Dataset rows for apps and sites
-- Opening Marker --

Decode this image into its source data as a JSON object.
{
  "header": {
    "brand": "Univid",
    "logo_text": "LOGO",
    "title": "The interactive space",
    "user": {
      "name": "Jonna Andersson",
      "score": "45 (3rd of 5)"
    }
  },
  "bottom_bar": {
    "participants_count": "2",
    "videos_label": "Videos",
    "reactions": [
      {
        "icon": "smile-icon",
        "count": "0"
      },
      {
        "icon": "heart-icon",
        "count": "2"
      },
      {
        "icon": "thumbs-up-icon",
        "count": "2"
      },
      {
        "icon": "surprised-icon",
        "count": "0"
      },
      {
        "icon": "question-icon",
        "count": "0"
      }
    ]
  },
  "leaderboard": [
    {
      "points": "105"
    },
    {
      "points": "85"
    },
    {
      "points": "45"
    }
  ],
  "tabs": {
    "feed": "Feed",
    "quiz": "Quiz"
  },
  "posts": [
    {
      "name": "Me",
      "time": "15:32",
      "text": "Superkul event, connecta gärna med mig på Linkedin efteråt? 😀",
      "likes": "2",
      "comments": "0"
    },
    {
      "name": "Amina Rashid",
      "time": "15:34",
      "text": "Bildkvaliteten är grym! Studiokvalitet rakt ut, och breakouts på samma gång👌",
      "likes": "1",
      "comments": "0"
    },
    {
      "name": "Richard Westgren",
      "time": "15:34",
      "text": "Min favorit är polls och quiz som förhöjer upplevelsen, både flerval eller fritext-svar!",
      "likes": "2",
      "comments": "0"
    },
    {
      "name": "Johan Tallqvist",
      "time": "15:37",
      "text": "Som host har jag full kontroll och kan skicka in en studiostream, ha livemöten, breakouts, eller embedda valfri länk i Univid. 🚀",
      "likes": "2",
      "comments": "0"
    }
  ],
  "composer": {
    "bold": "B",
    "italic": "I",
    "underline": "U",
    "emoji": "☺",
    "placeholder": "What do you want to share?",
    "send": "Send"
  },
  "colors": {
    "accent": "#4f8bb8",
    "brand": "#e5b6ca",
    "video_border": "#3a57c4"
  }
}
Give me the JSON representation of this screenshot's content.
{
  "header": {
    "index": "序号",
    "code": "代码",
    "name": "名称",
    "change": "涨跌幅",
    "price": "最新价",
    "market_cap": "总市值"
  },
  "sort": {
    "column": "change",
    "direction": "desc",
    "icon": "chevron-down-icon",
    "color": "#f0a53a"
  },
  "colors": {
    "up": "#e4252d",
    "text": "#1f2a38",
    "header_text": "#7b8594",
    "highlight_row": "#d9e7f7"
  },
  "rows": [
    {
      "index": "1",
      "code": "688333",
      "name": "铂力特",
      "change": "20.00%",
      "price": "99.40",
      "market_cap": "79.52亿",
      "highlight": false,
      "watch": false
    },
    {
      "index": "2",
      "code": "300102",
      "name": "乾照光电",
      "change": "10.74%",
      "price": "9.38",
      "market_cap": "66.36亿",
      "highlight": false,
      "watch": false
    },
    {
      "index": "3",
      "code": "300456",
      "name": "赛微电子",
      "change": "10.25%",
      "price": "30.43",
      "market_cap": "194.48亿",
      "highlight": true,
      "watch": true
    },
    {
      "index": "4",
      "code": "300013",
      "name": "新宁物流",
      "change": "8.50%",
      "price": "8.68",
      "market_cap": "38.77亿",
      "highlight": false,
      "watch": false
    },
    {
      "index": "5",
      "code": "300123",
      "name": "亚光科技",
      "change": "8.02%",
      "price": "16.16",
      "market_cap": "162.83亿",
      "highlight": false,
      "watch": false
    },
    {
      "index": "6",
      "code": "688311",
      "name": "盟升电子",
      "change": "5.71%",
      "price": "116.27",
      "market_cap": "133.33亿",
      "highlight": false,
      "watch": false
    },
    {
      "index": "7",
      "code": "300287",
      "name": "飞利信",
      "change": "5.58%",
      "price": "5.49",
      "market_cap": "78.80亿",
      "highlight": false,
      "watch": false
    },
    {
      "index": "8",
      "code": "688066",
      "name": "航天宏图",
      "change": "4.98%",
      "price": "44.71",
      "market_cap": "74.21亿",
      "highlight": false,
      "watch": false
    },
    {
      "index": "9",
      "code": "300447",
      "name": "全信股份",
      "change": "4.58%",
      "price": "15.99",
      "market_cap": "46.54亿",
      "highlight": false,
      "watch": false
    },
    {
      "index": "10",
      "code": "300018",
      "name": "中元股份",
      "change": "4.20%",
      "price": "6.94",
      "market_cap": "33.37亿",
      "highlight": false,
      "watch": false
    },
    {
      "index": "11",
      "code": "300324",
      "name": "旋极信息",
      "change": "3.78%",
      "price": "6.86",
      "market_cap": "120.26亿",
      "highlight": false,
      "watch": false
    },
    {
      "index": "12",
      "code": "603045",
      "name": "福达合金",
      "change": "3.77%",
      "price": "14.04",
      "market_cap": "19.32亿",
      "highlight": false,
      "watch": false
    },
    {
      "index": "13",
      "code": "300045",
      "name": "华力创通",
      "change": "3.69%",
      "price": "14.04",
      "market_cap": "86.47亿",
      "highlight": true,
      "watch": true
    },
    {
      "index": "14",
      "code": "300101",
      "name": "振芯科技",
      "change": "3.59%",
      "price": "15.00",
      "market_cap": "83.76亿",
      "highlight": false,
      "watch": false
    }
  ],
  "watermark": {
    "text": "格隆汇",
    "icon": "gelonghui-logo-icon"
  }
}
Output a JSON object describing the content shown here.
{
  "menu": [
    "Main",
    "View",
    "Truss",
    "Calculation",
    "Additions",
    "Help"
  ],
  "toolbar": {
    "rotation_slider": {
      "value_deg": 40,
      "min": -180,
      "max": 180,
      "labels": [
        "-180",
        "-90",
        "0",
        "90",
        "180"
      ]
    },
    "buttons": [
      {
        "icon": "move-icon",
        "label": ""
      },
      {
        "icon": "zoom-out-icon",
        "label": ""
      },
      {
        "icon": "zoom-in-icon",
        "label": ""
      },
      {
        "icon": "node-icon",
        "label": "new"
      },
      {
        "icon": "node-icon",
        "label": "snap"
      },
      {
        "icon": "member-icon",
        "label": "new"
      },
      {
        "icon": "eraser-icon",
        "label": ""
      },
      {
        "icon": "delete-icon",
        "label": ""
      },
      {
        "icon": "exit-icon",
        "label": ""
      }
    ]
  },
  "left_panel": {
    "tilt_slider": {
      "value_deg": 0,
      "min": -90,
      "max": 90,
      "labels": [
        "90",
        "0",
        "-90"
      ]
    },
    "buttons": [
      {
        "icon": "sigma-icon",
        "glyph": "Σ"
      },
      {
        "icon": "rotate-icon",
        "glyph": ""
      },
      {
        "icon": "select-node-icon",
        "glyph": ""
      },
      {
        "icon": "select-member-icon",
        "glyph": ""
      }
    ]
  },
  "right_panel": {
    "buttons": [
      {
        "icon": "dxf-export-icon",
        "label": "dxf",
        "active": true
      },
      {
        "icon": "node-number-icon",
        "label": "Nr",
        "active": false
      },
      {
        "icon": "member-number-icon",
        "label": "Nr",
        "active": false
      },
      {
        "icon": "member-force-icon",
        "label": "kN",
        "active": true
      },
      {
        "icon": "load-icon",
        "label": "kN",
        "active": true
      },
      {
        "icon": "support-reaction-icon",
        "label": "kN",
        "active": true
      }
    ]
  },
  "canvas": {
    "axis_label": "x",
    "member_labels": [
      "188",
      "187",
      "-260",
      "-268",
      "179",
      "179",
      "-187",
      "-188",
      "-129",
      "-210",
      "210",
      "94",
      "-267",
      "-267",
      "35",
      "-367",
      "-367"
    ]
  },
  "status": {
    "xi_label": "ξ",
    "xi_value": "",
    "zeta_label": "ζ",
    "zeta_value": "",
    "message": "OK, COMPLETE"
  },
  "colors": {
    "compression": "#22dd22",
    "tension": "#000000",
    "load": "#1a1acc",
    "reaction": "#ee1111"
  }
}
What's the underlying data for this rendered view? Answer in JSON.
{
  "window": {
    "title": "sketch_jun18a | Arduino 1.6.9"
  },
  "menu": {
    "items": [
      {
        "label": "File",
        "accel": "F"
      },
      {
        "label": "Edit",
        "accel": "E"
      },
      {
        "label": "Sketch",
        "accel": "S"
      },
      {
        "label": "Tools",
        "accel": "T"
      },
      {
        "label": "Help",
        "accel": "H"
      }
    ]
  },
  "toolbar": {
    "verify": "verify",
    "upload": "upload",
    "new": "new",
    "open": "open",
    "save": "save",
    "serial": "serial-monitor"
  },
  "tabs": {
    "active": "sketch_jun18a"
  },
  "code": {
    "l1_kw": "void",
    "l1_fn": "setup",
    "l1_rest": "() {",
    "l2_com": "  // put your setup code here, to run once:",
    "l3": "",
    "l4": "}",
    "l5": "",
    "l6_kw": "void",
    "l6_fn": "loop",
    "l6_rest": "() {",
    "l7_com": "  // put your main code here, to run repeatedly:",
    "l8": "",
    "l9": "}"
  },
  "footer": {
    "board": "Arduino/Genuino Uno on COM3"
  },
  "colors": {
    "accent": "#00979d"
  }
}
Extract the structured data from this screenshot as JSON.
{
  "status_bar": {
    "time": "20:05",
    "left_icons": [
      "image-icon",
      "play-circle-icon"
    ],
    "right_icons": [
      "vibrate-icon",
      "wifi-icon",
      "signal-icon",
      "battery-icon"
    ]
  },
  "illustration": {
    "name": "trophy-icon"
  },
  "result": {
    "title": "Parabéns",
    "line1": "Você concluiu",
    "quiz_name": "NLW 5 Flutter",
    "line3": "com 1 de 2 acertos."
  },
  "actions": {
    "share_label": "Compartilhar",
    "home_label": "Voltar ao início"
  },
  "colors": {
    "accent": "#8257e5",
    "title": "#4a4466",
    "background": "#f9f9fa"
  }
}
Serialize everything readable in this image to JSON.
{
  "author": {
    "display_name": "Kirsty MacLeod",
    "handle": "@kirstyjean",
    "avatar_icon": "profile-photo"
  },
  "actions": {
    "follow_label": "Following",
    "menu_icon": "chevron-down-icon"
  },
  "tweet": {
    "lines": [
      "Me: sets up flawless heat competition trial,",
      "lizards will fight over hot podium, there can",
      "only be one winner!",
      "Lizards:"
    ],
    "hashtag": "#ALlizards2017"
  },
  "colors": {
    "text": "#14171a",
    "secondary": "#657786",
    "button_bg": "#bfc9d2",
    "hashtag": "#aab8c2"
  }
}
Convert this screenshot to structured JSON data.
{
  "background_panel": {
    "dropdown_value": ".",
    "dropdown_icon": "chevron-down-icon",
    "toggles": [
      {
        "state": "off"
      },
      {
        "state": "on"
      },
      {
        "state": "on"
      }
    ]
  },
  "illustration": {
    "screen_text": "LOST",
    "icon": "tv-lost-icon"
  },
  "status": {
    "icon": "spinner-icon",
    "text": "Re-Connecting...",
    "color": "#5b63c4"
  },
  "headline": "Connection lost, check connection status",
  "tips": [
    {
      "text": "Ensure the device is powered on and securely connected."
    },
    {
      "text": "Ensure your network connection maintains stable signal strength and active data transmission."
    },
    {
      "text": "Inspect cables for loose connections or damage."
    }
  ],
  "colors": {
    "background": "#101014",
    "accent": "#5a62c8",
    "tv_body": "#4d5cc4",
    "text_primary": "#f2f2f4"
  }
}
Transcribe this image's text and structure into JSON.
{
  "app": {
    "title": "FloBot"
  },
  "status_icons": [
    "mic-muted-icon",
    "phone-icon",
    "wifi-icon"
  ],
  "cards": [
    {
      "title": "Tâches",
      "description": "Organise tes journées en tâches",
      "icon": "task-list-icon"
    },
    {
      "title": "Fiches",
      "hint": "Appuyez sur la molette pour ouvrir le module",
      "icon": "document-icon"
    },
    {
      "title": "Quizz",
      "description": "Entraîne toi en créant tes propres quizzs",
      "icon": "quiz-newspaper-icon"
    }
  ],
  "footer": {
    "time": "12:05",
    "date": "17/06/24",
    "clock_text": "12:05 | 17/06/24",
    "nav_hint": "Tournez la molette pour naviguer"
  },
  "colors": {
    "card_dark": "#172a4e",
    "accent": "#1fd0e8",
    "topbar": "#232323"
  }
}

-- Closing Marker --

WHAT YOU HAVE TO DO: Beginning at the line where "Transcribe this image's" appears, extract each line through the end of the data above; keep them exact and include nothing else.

ANSWER BELOW:
Transcribe this image's text and structure into JSON.
{
  "app": {
    "title": "FloBot"
  },
  "status_icons": [
    "mic-muted-icon",
    "phone-icon",
    "wifi-icon"
  ],
  "cards": [
    {
      "title": "Tâches",
      "description": "Organise tes journées en tâches",
      "icon": "task-list-icon"
    },
    {
      "title": "Fiches",
      "hint": "Appuyez sur la molette pour ouvrir le module",
      "icon": "document-icon"
    },
    {
      "title": "Quizz",
      "description": "Entraîne toi en créant tes propres quizzs",
      "icon": "quiz-newspaper-icon"
    }
  ],
  "footer": {
    "time": "12:05",
    "date": "17/06/24",
    "clock_text": "12:05 | 17/06/24",
    "nav_hint": "Tournez la molette pour naviguer"
  },
  "colors": {
    "card_dark": "#172a4e",
    "accent": "#1fd0e8",
    "topbar": "#232323"
  }
}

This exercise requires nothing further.